[Element data from apps and pages]
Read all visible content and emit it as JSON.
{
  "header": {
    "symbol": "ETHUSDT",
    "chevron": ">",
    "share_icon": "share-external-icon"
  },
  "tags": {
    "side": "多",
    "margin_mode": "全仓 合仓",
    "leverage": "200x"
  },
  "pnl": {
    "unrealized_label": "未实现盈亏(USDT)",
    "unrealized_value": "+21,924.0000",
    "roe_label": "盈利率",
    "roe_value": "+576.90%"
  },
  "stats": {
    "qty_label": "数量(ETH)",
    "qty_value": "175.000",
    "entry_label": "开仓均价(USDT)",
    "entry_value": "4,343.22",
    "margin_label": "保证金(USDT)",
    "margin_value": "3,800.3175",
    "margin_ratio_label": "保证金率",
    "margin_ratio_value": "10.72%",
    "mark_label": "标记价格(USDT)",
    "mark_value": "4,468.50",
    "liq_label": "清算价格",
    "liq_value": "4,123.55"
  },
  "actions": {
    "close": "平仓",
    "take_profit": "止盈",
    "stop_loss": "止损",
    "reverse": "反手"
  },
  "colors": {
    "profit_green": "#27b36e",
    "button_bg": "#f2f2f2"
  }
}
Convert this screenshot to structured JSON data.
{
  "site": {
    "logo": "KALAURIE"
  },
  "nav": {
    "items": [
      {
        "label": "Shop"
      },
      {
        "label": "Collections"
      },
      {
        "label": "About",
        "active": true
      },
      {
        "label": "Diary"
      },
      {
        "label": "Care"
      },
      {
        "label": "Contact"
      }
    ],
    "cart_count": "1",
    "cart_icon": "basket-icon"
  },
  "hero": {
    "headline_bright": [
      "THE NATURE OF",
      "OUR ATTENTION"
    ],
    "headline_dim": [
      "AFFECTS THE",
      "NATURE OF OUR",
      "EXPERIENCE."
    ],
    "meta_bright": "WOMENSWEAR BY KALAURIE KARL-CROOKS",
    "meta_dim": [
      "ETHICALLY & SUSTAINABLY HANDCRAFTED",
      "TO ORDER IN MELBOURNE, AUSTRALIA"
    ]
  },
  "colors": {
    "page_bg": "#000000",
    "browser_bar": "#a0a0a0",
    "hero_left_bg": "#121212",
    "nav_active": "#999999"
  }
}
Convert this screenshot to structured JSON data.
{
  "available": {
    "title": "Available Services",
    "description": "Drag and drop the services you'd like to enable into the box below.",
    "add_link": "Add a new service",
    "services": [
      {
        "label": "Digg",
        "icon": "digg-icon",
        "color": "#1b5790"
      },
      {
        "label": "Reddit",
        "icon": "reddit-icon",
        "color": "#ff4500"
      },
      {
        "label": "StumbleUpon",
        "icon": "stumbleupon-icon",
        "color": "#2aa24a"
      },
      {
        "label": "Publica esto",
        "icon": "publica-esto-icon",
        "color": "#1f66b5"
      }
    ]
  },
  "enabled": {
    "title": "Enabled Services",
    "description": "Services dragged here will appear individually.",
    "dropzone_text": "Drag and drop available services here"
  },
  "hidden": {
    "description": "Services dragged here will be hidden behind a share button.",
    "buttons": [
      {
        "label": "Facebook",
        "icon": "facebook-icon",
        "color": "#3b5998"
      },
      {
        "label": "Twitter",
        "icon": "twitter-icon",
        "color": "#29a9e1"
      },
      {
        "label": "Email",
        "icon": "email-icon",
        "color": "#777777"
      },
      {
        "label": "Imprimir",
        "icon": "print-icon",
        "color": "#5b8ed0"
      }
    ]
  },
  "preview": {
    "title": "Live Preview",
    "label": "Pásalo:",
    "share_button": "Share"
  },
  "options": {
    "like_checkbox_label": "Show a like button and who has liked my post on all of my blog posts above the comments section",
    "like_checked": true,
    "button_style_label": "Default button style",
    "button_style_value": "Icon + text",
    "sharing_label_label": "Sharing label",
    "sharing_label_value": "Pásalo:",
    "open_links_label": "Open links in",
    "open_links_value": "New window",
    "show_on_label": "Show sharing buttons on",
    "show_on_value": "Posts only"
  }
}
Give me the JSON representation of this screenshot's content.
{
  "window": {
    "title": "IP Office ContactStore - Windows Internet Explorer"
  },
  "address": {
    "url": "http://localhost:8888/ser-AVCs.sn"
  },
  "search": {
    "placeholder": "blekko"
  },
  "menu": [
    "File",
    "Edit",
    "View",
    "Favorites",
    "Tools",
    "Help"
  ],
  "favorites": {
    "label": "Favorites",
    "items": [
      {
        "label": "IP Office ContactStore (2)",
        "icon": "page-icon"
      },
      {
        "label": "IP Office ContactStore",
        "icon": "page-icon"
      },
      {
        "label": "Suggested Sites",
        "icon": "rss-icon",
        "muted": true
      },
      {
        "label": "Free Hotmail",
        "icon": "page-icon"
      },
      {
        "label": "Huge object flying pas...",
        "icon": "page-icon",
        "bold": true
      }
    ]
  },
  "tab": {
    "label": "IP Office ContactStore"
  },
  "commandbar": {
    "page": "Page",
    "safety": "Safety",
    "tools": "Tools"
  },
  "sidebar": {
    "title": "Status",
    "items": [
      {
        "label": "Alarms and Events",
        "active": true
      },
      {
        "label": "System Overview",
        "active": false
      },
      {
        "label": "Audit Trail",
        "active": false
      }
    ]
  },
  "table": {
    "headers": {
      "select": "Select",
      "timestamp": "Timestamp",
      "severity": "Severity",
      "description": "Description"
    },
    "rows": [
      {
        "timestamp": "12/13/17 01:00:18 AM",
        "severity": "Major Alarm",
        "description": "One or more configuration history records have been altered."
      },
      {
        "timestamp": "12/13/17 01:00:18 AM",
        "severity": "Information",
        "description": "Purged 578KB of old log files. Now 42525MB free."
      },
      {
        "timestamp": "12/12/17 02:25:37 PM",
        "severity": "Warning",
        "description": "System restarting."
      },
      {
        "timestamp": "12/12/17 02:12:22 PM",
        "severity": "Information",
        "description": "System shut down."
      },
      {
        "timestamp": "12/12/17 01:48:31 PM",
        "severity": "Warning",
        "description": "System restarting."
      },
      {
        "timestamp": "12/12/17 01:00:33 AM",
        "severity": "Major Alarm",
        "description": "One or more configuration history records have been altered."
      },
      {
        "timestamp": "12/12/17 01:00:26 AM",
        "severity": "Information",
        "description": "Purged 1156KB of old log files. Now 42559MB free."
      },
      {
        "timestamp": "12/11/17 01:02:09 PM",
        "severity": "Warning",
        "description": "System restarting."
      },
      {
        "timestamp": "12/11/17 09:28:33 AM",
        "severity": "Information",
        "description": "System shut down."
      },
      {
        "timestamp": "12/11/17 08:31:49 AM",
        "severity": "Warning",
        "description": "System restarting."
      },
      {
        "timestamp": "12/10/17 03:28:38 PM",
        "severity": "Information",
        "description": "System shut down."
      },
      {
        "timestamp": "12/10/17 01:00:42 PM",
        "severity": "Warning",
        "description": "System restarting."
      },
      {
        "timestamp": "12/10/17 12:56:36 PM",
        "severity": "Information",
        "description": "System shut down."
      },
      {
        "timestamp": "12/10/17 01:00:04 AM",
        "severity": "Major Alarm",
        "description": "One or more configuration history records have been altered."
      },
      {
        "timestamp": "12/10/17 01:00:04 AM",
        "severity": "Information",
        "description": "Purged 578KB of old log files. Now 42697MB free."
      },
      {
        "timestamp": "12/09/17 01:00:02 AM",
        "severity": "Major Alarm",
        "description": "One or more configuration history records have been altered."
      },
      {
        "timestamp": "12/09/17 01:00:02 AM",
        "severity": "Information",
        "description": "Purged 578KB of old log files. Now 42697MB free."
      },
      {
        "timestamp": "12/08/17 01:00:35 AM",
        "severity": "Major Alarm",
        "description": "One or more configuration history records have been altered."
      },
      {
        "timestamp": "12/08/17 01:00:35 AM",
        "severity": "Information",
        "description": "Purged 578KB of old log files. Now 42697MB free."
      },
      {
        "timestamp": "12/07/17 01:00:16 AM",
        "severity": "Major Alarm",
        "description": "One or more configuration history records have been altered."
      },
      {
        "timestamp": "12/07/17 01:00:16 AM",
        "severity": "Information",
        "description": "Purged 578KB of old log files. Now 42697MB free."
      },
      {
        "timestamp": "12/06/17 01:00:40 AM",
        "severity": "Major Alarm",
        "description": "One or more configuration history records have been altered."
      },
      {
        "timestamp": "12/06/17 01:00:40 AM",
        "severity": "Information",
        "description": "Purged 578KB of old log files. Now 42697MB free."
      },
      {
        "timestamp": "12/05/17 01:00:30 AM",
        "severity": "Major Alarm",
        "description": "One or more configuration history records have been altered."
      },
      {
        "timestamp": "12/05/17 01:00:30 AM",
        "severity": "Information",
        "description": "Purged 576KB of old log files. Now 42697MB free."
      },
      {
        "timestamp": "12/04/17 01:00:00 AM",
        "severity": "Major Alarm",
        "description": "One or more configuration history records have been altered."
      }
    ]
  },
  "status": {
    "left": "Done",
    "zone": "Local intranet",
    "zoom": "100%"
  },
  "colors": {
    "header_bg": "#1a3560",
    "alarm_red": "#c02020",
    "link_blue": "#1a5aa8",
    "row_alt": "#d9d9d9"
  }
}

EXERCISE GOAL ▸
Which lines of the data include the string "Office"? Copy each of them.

RESULT FOR THIS TASK ▸
    "title": "IP Office ContactStore - Windows Internet Explorer"
        "label": "IP Office ContactStore (2)",
        "label": "IP Office ContactStore",
    "label": "IP Office ContactStore"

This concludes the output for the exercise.